- Children practice confidence and communication skills by talking on the phone with peers.
As digital communication increases, oral communicating abilities – a characteristic always needed – become severely lacking.
- Children can practice appropriate texting in an open and controlled environment.
Parents/siblings will be able to read text messages reinforcing the truth that nothing is really “private” and once it’s said, it’s out there forever. Additionally, children can learn basic and appropriate text language as well as adjusting for lack of nonverbal cues. Because contrary to popular belief, these are not inherent skills. IMPORTANT: Make sure you turn multi-media texting off to prevent sending and receiving pictures.
- You permit access to only the contacts you want.
Service providers (such as AT&T) allow for parental limits such as time of day and permitted contacts. The Home Smart Phone can allow incoming and outgoing calls and messages from 3-8pm only, for example. You can even block everyone but a few chosen people (Mom, Dad, Grandma, Grandpa, neighbor, etc.) both for phone calls and text messages.
- With proven trust and responsibility, you can add more of your child’s friends as permitted contacts for them to talk and text with.
- Sharing with siblings builds character
- Peace of mind when children may need to be home alone.
- Other children won’t be calling or texting your phone in order to reach your child
Making it Work
A key to making this a successful transition into Smart Phone use is taking everything “smart” off of the phone. These phone have enormous capabilities which no young adolescent needs access to. They only require a phone which can make calls and send texts. Like our childhood days, they know there is a phone for them to use to communicate. Some argue,“we should not drag our kids back to the past we grew up in.” However, there is abounding evidence that children have ZERO NEED and gain ZERO BENEFIT from heavy screen use and access to the internet or social media at a young age.
Any time you combine smart phones and children, the best recommendation is to use the iPhone. Apple has built in restrictions that make safety and security ultra-easy. As you set up your Home Smart Phone consider the following limits to make this work:
- Turn off everything that makes the smart phones “smart.” RESTRICTIONS on an iPhone allows you to turn off Safari (internet), Camera, iTunes Store, Installing and Deleting Apps, Location services, Twitter and Facebook (which comes standard on iOS) and more.

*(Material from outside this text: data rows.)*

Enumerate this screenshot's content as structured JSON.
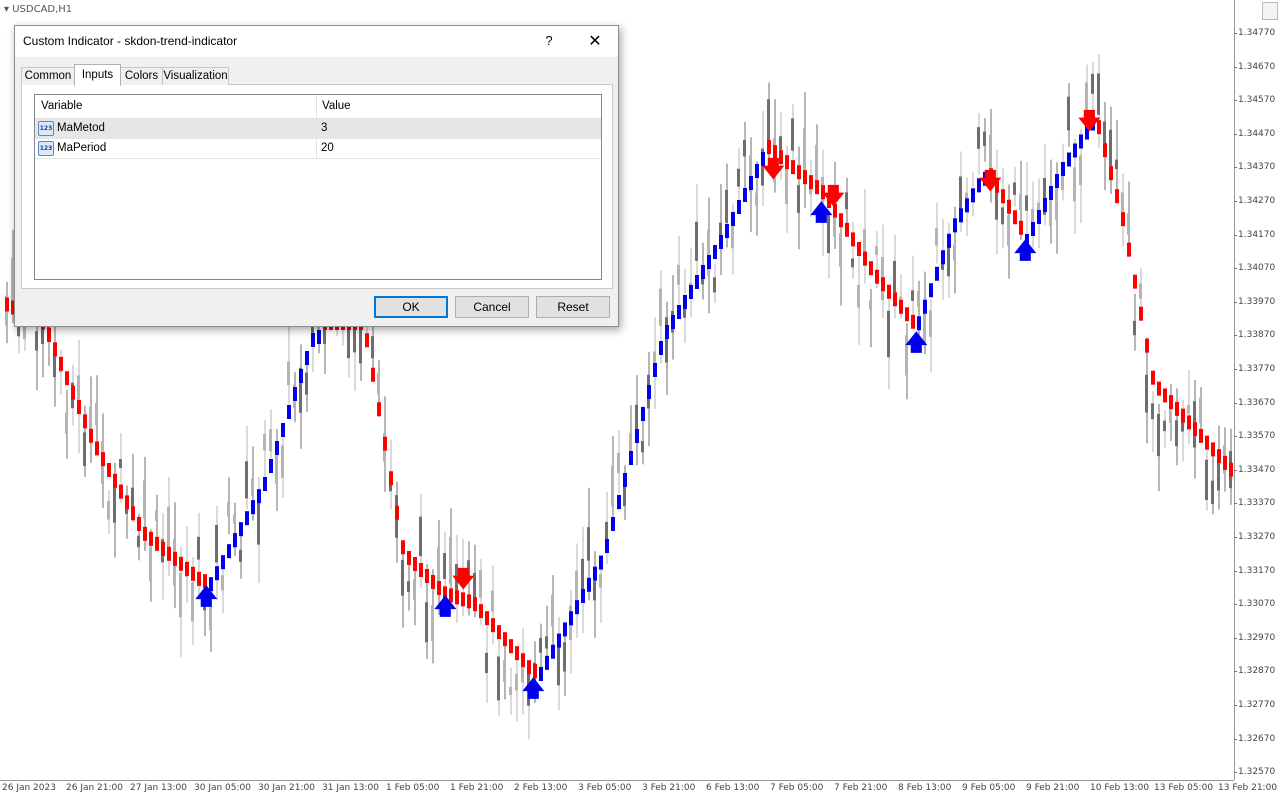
{
  "chart": {
    "symbol": "USDCAD,H1",
    "price_ticks": [
      "1.34770",
      "1.34670",
      "1.34570",
      "1.34470",
      "1.34370",
      "1.34270",
      "1.34170",
      "1.34070",
      "1.33970",
      "1.33870",
      "1.33770",
      "1.33670",
      "1.33570",
      "1.33470",
      "1.33370",
      "1.33270",
      "1.33170",
      "1.33070",
      "1.32970",
      "1.32870",
      "1.32770",
      "1.32670",
      "1.32570"
    ],
    "time_ticks": [
      "26 Jan 2023",
      "26 Jan 21:00",
      "27 Jan 13:00",
      "30 Jan 05:00",
      "30 Jan 21:00",
      "31 Jan 13:00",
      "1 Feb 05:00",
      "1 Feb 21:00",
      "2 Feb 13:00",
      "3 Feb 05:00",
      "3 Feb 21:00",
      "6 Feb 13:00",
      "7 Feb 05:00",
      "7 Feb 21:00",
      "8 Feb 13:00",
      "9 Feb 05:00",
      "9 Feb 21:00",
      "10 Feb 13:00",
      "13 Feb 05:00",
      "13 Feb 21:00"
    ],
    "colors": {
      "bull_trend": "#0000ee",
      "bear_trend": "#ff0000",
      "candle_light": "#b4b4b4",
      "candle_dark": "#6e6e6e"
    }
  },
  "dialog": {
    "title": "Custom Indicator - skdon-trend-indicator",
    "help_label": "?",
    "close_label": "✕",
    "tabs": [
      {
        "label": "Common"
      },
      {
        "label": "Inputs"
      },
      {
        "label": "Colors"
      },
      {
        "label": "Visualization"
      }
    ],
    "active_tab": "Inputs",
    "grid": {
      "headers": {
        "variable": "Variable",
        "value": "Value"
      },
      "rows": [
        {
          "icon": "123",
          "name": "MaMetod",
          "value": "3"
        },
        {
          "icon": "123",
          "name": "MaPeriod",
          "value": "20"
        }
      ]
    },
    "buttons": {
      "ok": "OK",
      "cancel": "Cancel",
      "reset": "Reset"
    }
  }
}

DO ALL OF THIS at first, you can add certain features later if needed.
You may decide to allow Facetime for face to face communication with grandparents, but note that Facetime should always be used in a public room, not behind closed doors.

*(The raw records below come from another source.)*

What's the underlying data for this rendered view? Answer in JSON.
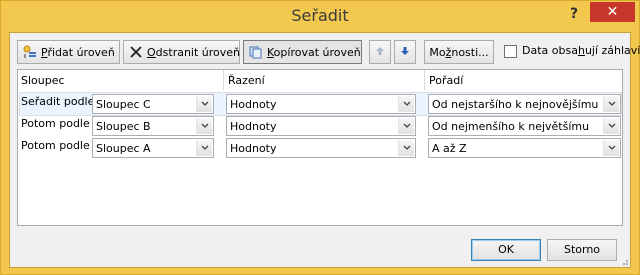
{
  "window": {
    "title": "Seřadit",
    "help_label": "?",
    "close_label": "✕"
  },
  "toolbar": {
    "add_level": {
      "pre": "",
      "underlined": "P",
      "post": "řidat úroveň"
    },
    "delete_level": {
      "pre": "",
      "underlined": "O",
      "post": "dstranit úroveň"
    },
    "copy_level": {
      "pre": "",
      "underlined": "K",
      "post": "opírovat úroveň"
    },
    "options": {
      "pre": "Mo",
      "underlined": "ž",
      "post": "nosti..."
    },
    "headers_checkbox": {
      "pre": "Data obsa",
      "underlined": "h",
      "post": "ují záhlaví",
      "checked": false
    }
  },
  "grid": {
    "headers": {
      "column": "Sloupec",
      "sort_on": "Řazení",
      "order": "Pořadí"
    },
    "rows": [
      {
        "label": "Seřadit podle",
        "column": "Sloupec C",
        "sort_on": "Hodnoty",
        "order": "Od nejstaršího k nejnovějšímu"
      },
      {
        "label": "Potom podle",
        "column": "Sloupec B",
        "sort_on": "Hodnoty",
        "order": "Od nejmenšího k největšímu"
      },
      {
        "label": "Potom podle",
        "column": "Sloupec A",
        "sort_on": "Hodnoty",
        "order": "A až Z"
      }
    ]
  },
  "footer": {
    "ok_label": "OK",
    "cancel_label": "Storno"
  }
}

- Define the ONE place the Home Smart Phone must stay. Will it be allowed away from the “home base”? (i.e. into bedroom, outside the house, etc.) Regardless, it needs home base where it remains and is charged.
This should not be in the child’s room as this sets up an expectation for phones in the bedroom when they do have their own phone.

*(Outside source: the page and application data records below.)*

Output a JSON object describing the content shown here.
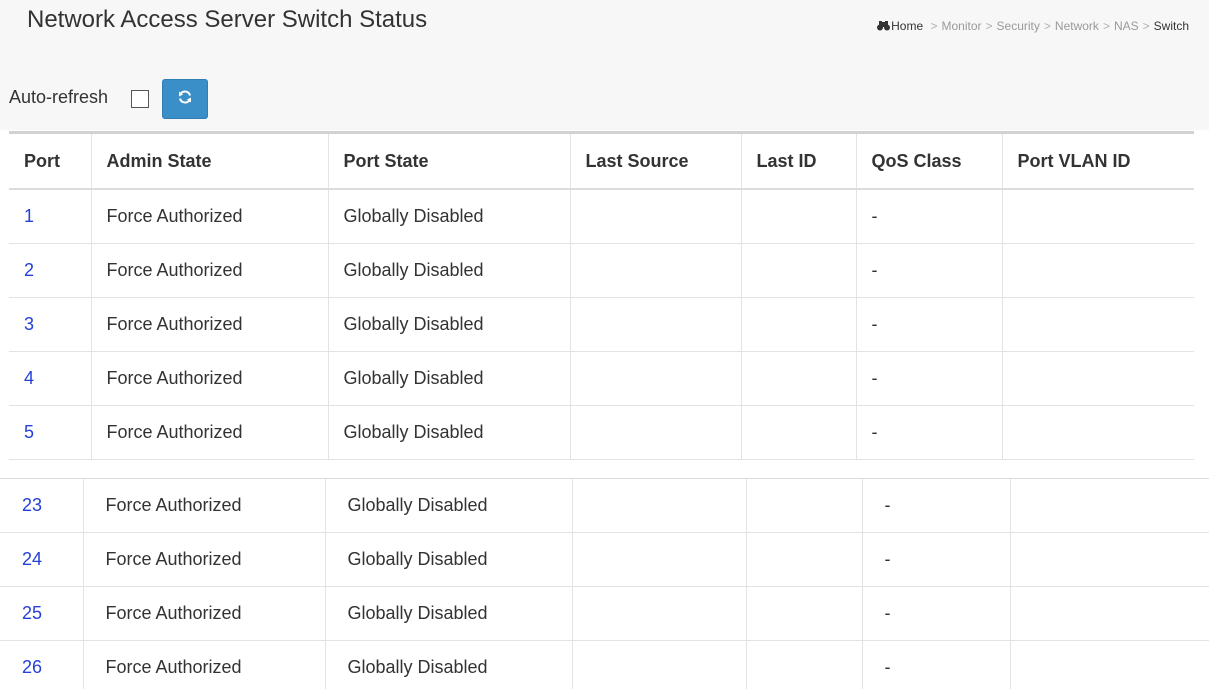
{
  "header": {
    "title": "Network Access Server Switch Status",
    "breadcrumb": [
      "Home",
      "Monitor",
      "Security",
      "Network",
      "NAS",
      "Switch"
    ]
  },
  "toolbar": {
    "auto_refresh_label": "Auto-refresh",
    "auto_refresh_checked": false
  },
  "table": {
    "columns": [
      "Port",
      "Admin State",
      "Port State",
      "Last Source",
      "Last ID",
      "QoS Class",
      "Port VLAN ID"
    ],
    "rows_top": [
      {
        "port": "1",
        "admin_state": "Force Authorized",
        "port_state": "Globally Disabled",
        "last_source": "",
        "last_id": "",
        "qos_class": "-",
        "port_vlan_id": ""
      },
      {
        "port": "2",
        "admin_state": "Force Authorized",
        "port_state": "Globally Disabled",
        "last_source": "",
        "last_id": "",
        "qos_class": "-",
        "port_vlan_id": ""
      },
      {
        "port": "3",
        "admin_state": "Force Authorized",
        "port_state": "Globally Disabled",
        "last_source": "",
        "last_id": "",
        "qos_class": "-",
        "port_vlan_id": ""
      },
      {
        "port": "4",
        "admin_state": "Force Authorized",
        "port_state": "Globally Disabled",
        "last_source": "",
        "last_id": "",
        "qos_class": "-",
        "port_vlan_id": ""
      },
      {
        "port": "5",
        "admin_state": "Force Authorized",
        "port_state": "Globally Disabled",
        "last_source": "",
        "last_id": "",
        "qos_class": "-",
        "port_vlan_id": ""
      }
    ],
    "rows_bottom": [
      {
        "port": "23",
        "admin_state": "Force Authorized",
        "port_state": "Globally Disabled",
        "last_source": "",
        "last_id": "",
        "qos_class": "-",
        "port_vlan_id": ""
      },
      {
        "port": "24",
        "admin_state": "Force Authorized",
        "port_state": "Globally Disabled",
        "last_source": "",
        "last_id": "",
        "qos_class": "-",
        "port_vlan_id": ""
      },
      {
        "port": "25",
        "admin_state": "Force Authorized",
        "port_state": "Globally Disabled",
        "last_source": "",
        "last_id": "",
        "qos_class": "-",
        "port_vlan_id": ""
      },
      {
        "port": "26",
        "admin_state": "Force Authorized",
        "port_state": "Globally Disabled",
        "last_source": "",
        "last_id": "",
        "qos_class": "-",
        "port_vlan_id": ""
      }
    ]
  },
  "icons": {
    "home": "home-icon",
    "refresh": "refresh-icon"
  },
  "colors": {
    "link": "#2440d6",
    "button": "#3a8fc9",
    "header_bg": "#f7f7f7"
  }
}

- Enter only the contacts allowed in clear and understandable terms such as “Grandma Smith” instead of Norma Smith. Add the allowed contacts to the favorites list for ease of use.
- Set up service provider limits to disable the ability to call or text anyone other than these approved numbers. This also allows for time limits to be set up for when phone can be used.
- Teach littlest ones how to make emergency calls
- Listen to your children place and receive calls. Are they courteous when answering? Do they start the conversation appropriately when the other person answers? Help teach them proper phone etiquette.
A Home Smart Phone is the perfect answer to your child begging for a phone and your conflicted spirit to grant their desire. Be brave, don’t give into the cultural norm to give 10 year old children their own phone, much less one with unrestricted access. Stand up for their still developing character and the years of childhood they can still enjoy before assuming media responsibility like adults.